Locked in a Lie

There might be perfectly reasonable explanations for why you would like to change things about your body, for why you haven’t yet embraced who you are. Simple reasons that often avoid detection.

Stores don’t carry clothes that fit you.

Clothing manufacturers design and cut clothing based on specific proportions and dimensions. If your body proportions are different than the fit model of the manufacturer, the clothes you try on and buy won’t fit. The sleeves will be too short if your arms are longer than the fit model, or too long if your arms are any shorter. If your waist is wider or smaller … if your hips are wider or more narrow … if your bosom is larger or smaller than the fit model, the list goes on. Typically, we either make do with what is too big or go through life being squeezed into garments like a sausage. Its NOT YOU, its not your body that has a problem…it’s the manufacturer.

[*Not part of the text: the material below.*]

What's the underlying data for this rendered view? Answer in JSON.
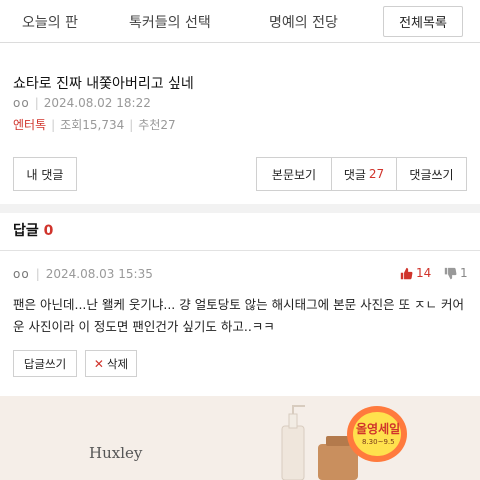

The clothing industry shares responsibility for our warped attitudes about ourselves. To stay in business, clothing companies must make a profit, fair enough. Straight seams cost less to cut and sew than curved ones. Almost all affordable clothing is manufactured with straight seams, yet women generally have curved bodies. When we try to put our bodies into these straight-cut clothes and we don’t fit, we think there is something wrong with us. We look at the stick-straight models —the ones whose bones show and look like tall girl-children­—the ones who look good in those straight-seamed clothes—and we wish we didn’t have our curves. Ouch. We compare ourselves to those models and think there must be something wrong with our curves, our bodies, ourselves. The truth, there is nothing wrong with who you are or how you’re made; there is something wrong with how the clothes are made.

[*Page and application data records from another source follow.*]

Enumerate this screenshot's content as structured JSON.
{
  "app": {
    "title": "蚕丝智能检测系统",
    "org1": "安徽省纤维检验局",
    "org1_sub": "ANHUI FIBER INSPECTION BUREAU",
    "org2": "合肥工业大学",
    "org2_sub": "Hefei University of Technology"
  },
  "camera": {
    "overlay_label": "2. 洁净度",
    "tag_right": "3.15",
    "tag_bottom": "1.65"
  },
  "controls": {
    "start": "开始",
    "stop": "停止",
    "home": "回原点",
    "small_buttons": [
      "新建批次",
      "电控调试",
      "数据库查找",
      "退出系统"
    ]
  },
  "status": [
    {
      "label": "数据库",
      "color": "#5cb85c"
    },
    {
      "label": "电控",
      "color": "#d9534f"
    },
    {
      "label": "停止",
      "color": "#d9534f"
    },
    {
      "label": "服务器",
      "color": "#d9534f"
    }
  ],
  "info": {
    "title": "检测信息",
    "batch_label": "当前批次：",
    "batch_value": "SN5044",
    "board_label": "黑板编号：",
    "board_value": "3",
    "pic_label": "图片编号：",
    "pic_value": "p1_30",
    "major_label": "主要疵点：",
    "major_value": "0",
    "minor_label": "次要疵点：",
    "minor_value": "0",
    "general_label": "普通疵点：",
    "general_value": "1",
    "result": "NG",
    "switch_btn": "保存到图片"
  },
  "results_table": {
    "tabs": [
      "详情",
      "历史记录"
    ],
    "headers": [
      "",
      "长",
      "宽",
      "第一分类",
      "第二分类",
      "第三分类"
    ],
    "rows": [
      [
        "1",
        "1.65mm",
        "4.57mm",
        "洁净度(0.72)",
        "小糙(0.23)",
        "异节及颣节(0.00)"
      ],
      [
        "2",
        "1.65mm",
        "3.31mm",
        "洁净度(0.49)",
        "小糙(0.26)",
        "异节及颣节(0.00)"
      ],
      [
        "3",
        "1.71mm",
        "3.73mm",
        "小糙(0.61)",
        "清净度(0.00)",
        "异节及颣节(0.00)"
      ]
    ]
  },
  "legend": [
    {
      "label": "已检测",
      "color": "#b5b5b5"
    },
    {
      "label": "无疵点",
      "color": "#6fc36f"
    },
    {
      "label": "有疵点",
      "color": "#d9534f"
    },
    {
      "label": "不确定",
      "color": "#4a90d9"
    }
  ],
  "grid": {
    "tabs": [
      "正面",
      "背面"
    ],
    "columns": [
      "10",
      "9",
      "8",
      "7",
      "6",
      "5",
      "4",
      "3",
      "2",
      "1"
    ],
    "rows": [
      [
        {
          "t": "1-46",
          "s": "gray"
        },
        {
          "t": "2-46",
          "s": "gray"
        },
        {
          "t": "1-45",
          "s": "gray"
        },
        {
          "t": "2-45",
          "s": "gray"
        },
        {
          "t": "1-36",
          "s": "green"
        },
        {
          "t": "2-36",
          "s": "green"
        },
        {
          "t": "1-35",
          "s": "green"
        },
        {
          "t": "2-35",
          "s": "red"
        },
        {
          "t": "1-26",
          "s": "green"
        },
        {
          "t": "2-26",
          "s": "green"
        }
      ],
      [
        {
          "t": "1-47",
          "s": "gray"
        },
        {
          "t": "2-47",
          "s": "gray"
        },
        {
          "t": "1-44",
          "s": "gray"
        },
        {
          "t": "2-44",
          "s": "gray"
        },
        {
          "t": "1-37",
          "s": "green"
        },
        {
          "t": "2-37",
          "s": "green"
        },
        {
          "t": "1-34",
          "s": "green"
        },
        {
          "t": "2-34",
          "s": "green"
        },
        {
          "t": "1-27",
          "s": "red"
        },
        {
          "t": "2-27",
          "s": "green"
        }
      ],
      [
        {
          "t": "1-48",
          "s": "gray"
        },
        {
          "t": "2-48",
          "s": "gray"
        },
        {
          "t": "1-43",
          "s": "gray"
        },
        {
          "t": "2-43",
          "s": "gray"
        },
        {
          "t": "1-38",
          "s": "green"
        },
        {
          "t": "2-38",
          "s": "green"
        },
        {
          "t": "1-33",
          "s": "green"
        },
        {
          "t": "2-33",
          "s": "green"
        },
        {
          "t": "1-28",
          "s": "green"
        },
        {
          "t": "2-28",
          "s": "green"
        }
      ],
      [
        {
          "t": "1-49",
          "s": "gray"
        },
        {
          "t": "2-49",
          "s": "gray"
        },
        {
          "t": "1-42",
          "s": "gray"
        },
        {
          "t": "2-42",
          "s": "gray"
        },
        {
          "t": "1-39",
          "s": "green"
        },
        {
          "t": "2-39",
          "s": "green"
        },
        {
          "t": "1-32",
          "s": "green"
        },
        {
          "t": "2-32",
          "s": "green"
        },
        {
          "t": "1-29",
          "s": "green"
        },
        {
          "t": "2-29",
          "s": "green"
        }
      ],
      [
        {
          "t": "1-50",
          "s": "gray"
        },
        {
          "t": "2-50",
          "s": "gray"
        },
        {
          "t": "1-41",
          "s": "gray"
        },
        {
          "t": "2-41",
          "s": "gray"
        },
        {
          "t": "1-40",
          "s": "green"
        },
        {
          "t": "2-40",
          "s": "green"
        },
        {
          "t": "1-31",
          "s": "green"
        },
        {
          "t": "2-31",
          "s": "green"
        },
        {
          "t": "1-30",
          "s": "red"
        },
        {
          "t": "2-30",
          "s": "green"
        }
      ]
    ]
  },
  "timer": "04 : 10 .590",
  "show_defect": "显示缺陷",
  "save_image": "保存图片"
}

Finding ready-made clothes was a seemingly impossible task for Connie. She was six feet tall and small boned, with long arms, long legs, long neck, tiny head, and delicate features. Women’s clothes are not manufactured for her body proportions. She wanted feminine clothes to wear under her working uniform of white doctor’s coats—not fussy feminine clothes, just clothes with some grace. The only garments she could find to wear were men’s jeans and shirts, which were not feminine; they were simply long enough. She was able to find tops and some sweaters, but she wanted to have trousers and skirts cut for the way she moved. Her long stride called for swinging skirts in fluid fabrics that swirled around her calves. Her relaxed posture asked for softly tailored, loose-fitting jackets or cardigans. Not having feminine clothing had been such a problem all her life that as she approached her 50th birthday she was still self-conscious when meeting strangers.

When she came to see me she felt trapped. Oh, and the truth will set you free. It didn’t take long however for Connie to realize that her body was asking for skirts, trousers and long sleeved jackets tailored to her proportions, not a fit model who didn’t look like her, wasn’t her, never could be her. She is unique, we all are. Because of her narrow waist and fuller thigh, she looked best in shorter jackets that had fit through the waist. We took her boxy blazers to an alterations person who trimmed the bottom to three inches below her waist; made the sleeves longer with the cut fabric and created curves in the side seams to make the overall appearance more feminine. After her first fitting the change in her countenance was remarkable. She was becoming other rather than self conscious.